━━ SUPPLIED DATA ━━
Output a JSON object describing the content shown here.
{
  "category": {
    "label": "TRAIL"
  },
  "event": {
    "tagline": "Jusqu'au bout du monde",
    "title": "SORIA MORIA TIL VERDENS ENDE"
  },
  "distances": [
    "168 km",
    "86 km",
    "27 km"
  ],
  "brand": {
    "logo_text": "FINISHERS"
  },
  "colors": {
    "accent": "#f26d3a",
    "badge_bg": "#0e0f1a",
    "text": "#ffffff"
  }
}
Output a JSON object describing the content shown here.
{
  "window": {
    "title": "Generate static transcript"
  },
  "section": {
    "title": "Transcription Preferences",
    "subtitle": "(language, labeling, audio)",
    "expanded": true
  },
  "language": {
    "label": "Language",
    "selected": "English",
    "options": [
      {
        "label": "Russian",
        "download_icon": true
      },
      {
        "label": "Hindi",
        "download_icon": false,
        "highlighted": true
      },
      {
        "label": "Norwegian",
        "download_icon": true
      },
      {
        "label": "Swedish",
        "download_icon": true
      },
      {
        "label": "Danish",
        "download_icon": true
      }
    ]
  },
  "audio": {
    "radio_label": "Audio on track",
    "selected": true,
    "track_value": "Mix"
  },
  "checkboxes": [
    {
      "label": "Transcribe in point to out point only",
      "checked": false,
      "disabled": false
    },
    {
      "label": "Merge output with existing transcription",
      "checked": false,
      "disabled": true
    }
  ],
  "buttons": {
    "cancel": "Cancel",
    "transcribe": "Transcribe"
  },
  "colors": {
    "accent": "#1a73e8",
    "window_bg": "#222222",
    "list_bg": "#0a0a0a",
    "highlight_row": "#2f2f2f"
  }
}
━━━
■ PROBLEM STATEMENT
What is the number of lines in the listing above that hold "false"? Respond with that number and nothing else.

■ RESULT
4